Now, here’s what you need to understand about Unroll.me. It does not actually “unsubscribe” you from the email list. If just filters the emails as they come in and puts them in your Trash. So to be fair to the person sending the email, if you don’t want to see it, you should actually click the Unsubscribe link at the bottom of the email. Remember that person may be paying their service provider for every person on their list, so the right thing to do is unsubscribe if you aren’t reading it.
For subscriptions that you want Unroll.me to roll up and put in your daily digest, it filters the incoming emails to a folder it created in your email called Unroll.me. I loved this feature. I could easily scan down the folder every day to see if there was anything urgent that I wanted or needed to read.
Clear Your Inbox
Once you’ve got the subscriptions under control, now it’s time to clear that inbox. Now, I admit … I am horrible at this. My inbox doubles as my file cabinet and my resource library and a poor imitation of a to-do list. Right at this minute, my personal email has more than 100,000 UNREAD emails …. that doesn’t even count the ones I’ve opened! And my business email has a paltry (by comparison) 45,000 total emails. Clearly, I have a problem that I need to tackle.
Michael Hyatt has a great method for clearing out the inbox.
- Do – Take action on the task right now.
- Delegate –Pass the task on to someone else
- Defer – Consciously decide you will do it later
- Delete – If you don’t need it for later, send it to the trash
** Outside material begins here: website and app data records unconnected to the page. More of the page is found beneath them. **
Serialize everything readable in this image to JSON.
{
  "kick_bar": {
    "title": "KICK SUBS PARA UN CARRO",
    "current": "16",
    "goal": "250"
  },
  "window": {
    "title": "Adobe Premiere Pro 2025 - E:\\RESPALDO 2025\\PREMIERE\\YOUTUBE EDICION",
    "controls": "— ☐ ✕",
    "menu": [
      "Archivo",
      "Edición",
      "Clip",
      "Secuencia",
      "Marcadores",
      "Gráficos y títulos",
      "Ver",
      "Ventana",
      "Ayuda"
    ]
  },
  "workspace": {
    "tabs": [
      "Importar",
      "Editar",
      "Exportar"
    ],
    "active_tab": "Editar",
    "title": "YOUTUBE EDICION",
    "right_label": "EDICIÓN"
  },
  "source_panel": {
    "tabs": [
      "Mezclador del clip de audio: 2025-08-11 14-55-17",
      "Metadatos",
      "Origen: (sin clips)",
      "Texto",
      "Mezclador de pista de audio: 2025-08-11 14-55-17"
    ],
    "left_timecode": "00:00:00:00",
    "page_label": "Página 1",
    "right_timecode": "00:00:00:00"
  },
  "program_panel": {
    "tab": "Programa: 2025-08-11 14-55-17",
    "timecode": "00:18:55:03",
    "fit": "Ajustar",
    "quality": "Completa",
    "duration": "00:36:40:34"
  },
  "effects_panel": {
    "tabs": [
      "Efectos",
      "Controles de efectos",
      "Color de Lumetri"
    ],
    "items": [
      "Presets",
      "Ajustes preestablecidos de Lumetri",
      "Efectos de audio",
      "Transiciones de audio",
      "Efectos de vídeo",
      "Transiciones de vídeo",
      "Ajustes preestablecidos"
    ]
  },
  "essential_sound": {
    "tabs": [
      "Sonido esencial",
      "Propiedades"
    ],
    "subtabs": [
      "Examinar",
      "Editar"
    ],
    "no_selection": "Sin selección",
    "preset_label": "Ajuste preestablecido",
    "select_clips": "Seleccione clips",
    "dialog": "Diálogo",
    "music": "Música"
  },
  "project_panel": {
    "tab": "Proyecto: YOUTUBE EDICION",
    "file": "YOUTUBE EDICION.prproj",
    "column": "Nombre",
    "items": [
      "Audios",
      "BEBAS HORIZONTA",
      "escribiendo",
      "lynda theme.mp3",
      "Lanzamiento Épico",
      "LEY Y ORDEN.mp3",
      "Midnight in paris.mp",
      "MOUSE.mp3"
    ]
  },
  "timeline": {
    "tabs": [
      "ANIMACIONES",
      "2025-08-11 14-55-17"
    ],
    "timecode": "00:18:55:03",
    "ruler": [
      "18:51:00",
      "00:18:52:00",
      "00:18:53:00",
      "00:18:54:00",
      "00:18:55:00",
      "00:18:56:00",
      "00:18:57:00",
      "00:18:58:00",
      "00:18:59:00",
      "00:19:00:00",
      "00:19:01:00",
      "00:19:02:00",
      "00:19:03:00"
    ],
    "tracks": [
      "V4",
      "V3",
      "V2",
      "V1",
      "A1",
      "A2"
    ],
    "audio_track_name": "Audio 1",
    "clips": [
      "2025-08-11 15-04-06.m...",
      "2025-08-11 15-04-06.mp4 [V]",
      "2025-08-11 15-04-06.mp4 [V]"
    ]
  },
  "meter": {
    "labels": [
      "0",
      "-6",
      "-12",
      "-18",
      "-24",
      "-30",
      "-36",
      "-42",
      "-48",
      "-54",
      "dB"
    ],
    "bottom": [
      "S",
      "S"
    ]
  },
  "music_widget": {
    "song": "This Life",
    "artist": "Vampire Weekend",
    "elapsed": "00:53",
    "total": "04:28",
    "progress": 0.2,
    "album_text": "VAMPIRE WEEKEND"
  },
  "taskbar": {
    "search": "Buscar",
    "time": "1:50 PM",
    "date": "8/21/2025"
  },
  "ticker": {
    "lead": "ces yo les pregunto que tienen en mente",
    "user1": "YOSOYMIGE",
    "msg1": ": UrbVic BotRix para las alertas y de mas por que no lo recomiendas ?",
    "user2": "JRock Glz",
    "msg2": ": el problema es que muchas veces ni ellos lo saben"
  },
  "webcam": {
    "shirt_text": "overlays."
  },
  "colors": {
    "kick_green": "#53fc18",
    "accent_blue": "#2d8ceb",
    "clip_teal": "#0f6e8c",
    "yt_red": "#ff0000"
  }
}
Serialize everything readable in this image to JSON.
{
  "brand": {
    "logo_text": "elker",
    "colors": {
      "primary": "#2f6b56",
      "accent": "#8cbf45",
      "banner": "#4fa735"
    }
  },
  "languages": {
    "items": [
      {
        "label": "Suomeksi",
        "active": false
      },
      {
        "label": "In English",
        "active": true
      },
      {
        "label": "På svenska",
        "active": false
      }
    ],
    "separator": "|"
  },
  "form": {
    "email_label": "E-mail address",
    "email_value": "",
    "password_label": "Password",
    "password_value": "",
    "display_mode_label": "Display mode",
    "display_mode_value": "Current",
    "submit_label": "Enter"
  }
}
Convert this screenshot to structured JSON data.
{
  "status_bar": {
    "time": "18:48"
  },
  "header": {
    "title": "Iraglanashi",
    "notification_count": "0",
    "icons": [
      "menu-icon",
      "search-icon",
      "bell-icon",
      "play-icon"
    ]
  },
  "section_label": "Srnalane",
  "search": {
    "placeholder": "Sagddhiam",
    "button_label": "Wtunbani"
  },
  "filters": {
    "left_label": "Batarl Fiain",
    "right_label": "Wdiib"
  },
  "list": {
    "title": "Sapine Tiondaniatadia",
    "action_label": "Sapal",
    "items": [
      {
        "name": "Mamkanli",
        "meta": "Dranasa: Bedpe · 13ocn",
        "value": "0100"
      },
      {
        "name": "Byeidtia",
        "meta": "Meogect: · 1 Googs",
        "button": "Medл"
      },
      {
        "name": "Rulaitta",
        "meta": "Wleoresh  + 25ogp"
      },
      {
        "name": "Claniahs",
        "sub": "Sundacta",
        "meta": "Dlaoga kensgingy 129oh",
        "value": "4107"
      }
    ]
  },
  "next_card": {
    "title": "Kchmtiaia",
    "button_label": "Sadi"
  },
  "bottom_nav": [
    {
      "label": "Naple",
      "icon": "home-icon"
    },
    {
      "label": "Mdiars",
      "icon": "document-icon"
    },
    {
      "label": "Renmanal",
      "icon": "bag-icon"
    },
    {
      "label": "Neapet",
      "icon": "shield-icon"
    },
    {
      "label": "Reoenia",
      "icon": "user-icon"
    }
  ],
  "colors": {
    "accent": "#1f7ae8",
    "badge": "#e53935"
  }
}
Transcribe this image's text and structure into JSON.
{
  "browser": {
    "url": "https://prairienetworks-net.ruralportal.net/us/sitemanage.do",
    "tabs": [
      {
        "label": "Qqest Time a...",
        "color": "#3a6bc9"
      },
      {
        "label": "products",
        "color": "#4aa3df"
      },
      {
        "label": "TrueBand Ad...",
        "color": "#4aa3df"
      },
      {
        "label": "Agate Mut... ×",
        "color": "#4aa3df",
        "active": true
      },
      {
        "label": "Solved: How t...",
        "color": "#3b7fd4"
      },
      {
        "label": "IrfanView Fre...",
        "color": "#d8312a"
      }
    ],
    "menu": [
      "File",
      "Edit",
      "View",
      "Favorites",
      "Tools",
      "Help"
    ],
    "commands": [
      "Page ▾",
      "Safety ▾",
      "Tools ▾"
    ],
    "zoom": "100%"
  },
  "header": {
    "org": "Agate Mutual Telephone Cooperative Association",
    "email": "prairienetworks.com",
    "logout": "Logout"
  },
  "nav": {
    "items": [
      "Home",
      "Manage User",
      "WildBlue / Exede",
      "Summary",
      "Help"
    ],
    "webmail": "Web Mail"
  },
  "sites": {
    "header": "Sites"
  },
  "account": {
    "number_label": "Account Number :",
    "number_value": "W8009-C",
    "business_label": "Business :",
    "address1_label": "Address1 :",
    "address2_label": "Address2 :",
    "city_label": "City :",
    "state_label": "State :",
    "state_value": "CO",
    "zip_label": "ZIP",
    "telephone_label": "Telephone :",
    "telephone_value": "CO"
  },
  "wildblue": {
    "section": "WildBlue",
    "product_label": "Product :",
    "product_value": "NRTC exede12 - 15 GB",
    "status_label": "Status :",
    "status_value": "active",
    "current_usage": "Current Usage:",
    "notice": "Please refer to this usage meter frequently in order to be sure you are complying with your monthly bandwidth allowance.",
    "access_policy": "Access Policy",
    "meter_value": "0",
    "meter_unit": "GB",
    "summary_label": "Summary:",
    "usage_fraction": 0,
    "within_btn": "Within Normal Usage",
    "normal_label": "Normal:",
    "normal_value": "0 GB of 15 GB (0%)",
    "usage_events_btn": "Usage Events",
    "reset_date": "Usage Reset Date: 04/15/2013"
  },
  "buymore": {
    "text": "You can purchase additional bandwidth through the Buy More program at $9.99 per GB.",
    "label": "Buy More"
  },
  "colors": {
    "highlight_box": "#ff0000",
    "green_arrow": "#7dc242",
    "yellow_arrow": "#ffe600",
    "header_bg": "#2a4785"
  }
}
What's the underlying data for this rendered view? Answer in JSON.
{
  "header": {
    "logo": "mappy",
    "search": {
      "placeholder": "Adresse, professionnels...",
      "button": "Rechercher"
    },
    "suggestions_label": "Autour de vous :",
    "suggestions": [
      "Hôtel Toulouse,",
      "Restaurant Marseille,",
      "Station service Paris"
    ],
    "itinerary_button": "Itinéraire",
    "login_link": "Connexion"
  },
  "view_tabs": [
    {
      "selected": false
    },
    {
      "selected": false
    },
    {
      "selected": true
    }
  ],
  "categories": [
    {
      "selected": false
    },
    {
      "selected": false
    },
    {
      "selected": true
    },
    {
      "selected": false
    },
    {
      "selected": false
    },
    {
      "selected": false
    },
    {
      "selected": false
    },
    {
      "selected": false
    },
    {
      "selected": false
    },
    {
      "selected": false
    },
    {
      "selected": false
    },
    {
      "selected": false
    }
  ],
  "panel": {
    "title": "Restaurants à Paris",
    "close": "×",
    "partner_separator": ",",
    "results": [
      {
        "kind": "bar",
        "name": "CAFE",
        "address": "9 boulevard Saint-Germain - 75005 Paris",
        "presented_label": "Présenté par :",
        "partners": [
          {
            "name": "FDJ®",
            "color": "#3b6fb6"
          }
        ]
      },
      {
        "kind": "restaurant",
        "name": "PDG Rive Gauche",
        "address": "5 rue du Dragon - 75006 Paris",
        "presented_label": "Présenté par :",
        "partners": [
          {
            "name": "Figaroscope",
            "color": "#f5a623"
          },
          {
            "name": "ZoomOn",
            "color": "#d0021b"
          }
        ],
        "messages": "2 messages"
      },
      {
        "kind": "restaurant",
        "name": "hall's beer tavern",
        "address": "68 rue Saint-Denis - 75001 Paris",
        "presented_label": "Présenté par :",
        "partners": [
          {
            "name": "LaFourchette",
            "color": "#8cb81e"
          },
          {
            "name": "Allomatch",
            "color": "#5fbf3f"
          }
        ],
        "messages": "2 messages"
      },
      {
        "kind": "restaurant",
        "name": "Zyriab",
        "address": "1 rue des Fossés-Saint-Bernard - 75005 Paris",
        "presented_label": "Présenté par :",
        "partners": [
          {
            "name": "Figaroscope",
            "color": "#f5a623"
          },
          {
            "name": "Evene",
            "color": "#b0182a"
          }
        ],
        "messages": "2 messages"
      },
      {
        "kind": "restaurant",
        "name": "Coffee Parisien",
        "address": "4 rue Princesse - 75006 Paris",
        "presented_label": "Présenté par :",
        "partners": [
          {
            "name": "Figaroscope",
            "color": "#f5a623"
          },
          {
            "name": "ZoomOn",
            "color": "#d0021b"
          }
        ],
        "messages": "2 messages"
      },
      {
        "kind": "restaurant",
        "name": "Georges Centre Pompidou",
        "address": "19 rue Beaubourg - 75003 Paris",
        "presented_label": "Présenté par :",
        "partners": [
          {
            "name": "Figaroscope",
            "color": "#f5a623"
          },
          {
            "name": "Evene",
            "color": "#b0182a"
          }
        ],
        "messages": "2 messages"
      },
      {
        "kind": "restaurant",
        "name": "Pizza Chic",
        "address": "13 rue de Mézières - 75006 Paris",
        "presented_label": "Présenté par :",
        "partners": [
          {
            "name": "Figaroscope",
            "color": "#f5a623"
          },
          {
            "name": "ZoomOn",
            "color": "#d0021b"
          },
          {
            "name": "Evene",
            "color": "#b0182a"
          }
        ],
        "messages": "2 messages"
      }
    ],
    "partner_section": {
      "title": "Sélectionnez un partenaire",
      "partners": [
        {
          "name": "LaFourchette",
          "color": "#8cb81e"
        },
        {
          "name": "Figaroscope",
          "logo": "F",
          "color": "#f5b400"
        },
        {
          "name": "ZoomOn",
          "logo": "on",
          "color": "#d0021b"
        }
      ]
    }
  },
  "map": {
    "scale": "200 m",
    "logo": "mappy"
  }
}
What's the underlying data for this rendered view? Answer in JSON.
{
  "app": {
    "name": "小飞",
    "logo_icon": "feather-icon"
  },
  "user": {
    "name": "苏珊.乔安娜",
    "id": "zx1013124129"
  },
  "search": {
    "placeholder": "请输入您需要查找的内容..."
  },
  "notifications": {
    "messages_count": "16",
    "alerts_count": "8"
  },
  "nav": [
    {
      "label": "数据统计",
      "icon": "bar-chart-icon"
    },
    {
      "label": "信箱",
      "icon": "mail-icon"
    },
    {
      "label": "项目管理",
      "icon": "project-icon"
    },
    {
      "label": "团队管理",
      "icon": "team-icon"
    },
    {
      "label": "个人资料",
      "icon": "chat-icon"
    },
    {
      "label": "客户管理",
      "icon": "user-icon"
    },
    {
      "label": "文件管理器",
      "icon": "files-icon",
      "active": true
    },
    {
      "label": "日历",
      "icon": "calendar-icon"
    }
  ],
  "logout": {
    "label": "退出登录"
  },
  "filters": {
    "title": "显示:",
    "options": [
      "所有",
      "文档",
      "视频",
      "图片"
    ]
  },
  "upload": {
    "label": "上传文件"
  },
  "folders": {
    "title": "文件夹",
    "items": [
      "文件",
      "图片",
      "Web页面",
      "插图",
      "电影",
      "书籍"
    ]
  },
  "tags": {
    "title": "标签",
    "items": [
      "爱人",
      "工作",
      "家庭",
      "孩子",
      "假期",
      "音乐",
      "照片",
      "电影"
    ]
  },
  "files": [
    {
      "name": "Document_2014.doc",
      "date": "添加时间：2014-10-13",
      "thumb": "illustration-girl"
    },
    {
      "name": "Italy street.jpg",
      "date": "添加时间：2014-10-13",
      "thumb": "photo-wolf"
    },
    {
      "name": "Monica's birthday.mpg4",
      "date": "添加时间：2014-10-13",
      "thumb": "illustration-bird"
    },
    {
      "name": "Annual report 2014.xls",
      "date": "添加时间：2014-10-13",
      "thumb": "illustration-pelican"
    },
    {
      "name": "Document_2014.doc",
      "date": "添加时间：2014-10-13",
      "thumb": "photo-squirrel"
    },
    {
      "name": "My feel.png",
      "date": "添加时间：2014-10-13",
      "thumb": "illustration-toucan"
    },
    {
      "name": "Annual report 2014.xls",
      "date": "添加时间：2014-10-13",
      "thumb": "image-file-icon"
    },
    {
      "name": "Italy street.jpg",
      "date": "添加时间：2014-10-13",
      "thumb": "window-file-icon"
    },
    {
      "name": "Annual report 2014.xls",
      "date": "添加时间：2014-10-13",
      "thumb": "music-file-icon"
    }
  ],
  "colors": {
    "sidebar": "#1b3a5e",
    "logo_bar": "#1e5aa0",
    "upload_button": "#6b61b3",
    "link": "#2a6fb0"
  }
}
- File – If you need it for later, file it
And this piece of advice from Mr. Hyatt set me free:
But do not create an elaborate set of file folders. This is the single most important piece of advice I can give you. Just file everything in one folder called “Processed Mail” or use Gmail’s Archive function.
If it is more complicated than this, it will lead to procrastination. Trust me on this.
You will have to decide, Should I file this under Megan because it is from her or under Stu because it is about him? And then what happens if the email covers more than one subject? Do you make copies of the email and put one copy under each folder?
Things can get complicated fast.
Forget all of that. File your email in one folder and let your email or system software (e.g., “Spotlight” or Gmail’s search function) find it when you need it. The search capabilities of almost every modern email program will enable you to put your hands on any message whenever necessary.
It may take you a few minutes longer to find the message using this method, but this is offset by the hours you waste trying to figure out how to file your messages.
Hallelujah and pass the delete key! This piece of advice is so true. I am slowly trying to get to Inbox Zero using this method. I did create a few key folders for things I know I’ll use frequently, but everything else goes in one “Saved Mail” folder.
Remove Your Inactive Subscribers
I know, I know … you worked hard to get those subscribers on your email list! But if you have people who have been on your list for over six months and not opened any emails from you in that time, there are several reasons why you need to remove them:
- You are or will be paying for them at some point
- Gmail and other email services screen incoming messages to put them in Spam or Promotions folders. If your email routinely has a low open rate, Google is more likely to put it in Spam or Promotions.
- Subscribers who open your emails are (for the most part) the ones who really matter.
If you are ready to do this, identify your inactive subscribers, send them an email asking if they want to stay on your list (I bet very few of them will even open it!) then delete the ones who don’t respond. A couple of times a year, I do this with everyone who has been on my list for more than six months, but hasn’t opened any of the last 50 emails. That keeps my email open rates high and my email costs low.
So there you go! Your three January Reset assignments for this week. Stop back by during the week and let us know how it is going for you!
Continue your RESET process: